Even before the disaster, decades of population growth and industrialization had degraded the Rhine River so thoroughly that it was known as “the sewer of Europe.” Then one early morning in 1986, a factory caught fire in Switzerland. Tons of toxic chemicals flowed into the river, which runs through six European countries, wiping out nearly all biological life in its water.
Yet fast forward to today and water quality has improved considerably. Fish populations have almost rebounded to their level before the chemical spill, and almost all of the 58 million inhabitants of the Rhine catchment are connected to urban wastewater treatment plants. What can we learn from the Rhine’s example? That good governance, river management and cooperation can preserve and rehabilitate waterways that face seemingly overwhelming challenges.
That was the message of Robert O’Sullivan, interim project director for the USAID-funded Sustainable Water Partnership (SWP), to community and government officials who have joined a new river basin management committee to manage water resources in one of the Cambodia’s most at-risk watersheds. The Stung Chinit River Watershed in central Cambodia faces increasing threats due to climate change, deforestation, agricultural use, and pollution from agriculture and the mining industry.
SWP, which is implemented by Winrock International, is supporting the committee as it addresses these challenges. Comprised of 27 members representing the government as well as industry, farming, forestry and fishery groups, the committee held its inaugural meeting April 30 in Kampong Thom, the province encompassing the Stung Chinit River Watershed.
Following in the footsteps of committees such as the one that restored the Rhine, analysis of a wide cross-section of countries and river basin management organizations suggests five features of best practice to achieve results in river basin management, O’Sullivan said.

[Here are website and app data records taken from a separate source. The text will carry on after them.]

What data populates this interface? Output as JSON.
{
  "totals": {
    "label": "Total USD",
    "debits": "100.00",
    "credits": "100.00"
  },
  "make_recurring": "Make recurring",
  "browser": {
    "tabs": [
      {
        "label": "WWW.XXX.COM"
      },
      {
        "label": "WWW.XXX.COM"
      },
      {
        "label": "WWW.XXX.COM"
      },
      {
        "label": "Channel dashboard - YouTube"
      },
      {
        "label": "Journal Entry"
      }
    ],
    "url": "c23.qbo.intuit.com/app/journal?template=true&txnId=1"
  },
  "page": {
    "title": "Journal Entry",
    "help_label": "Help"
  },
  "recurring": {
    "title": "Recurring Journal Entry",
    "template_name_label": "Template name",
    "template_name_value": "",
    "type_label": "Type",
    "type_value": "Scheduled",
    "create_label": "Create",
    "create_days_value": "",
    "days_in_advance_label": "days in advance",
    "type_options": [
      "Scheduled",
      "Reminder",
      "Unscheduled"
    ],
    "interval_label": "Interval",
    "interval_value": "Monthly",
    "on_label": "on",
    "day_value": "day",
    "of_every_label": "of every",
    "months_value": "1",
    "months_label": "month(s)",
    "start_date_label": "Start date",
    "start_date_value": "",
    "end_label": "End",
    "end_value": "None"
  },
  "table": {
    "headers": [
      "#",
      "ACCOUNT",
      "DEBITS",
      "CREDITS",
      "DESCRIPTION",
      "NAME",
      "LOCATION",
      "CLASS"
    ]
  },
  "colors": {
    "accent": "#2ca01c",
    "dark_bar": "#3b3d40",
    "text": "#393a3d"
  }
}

The process begins with establishing a river basin-wide institutional framework that allows all the main government administrations operating within the basin to participate. Facilitated by SWP, that first hurdle was cleared in early April when H.E. Sok Lou, the governor of Kampong Thom, signed a decree establishing the committee. Lou chairs the committee and opened the inaugural meeting by emphasizing the importance of diverse viewpoints within the committee, because the water problems affect every person who lives in the watershed and thus a collective solution.
“[This] water resource is crucial for everybody,” Lou said. “The water quality has to be controlled, and the pollution from other human activities has to be measured too in order to make sure that the water is clean and safe for people. We have to protect it in advance before something [worse] happens.”
Bunnara Min, the team leader for SWP Cambodia, said the committee would play a crucial role in this goal.
“The committee provides all key stakeholders with a platform to share their views on water related risk, water security concerns, [and] innovative solutions,” Min said.
In addition to government officials, the committee includes participation from local water users from community forestry, farming and fishing groups. Together, they will serve as the primary body to strengthen governance, define policy and identify activities to improve social resilience and strengthen water security.
Continuing with best practices for river basin management, the next step is continuing to establish scientific knowledge of the conditions in the basin. Thus far SWP has conducted studies and assessments to determine conditions such as water quality, biodiversity and the state of irrigation infrastructure and management in the area. Information on the current and future vulnerabilities of water resource management in the watershed was developed using a tool called the Water Evaluation and Planning (WEAP) model.
Planning and management processes must also incorporate participation from all water users and community members, which is a major reason for the presence on the committee of local residents from community forestry, farming and fishing groups.
“Stakeholder engagement is not a ‘one off’ exercise,” O’Sullivan said. “It is an ongoing process that needs to continue with multiple stakeholders and across sectors including farmers, fishers, foresters, private sector, academia, research institutions and other important stakeholders.”
Policies, strategies, decisions and projects need to be developed in concert and with the understanding that natural resources are interconnected. SWP has facilitated the start of this process by preparing a strategic framework for management of the Stung Chinit River Basin. But this integration needs to be built into how institutions interact, how policy is developed and how resources are managed. Ultimately, the fundamental responsibility to develop and implement policies rests with the committee.
Finally, a system must be established to assess whether or not the river basin is being managed sustainably. A good monitoring and auditing program can help to create or reinforce accountability among the key organizations and their staff. The committee will need to work out how to build on existing systems and data to monitor progress and ensure accountability.
“Water security problems cannot be solved by science or technology alone,” O’Sullivan said. “They are instead human problems of governance, policy, leadership and social resilience. We have the pieces in place to address these challenges.
“We have seen leadership from the governor, H.E. Sok Lou, to sign the decree to establish this committee, and look to his continued leadership moving forward,” O’Sullivan continued. “This committee is the primary body to strengthen governance, define policy and identify activities to improve social resilience and strengthen water security. It is up to committee members to own these responsibilities and move the agenda forward … as the future water security of the Stung Chinit is up to [the committee].”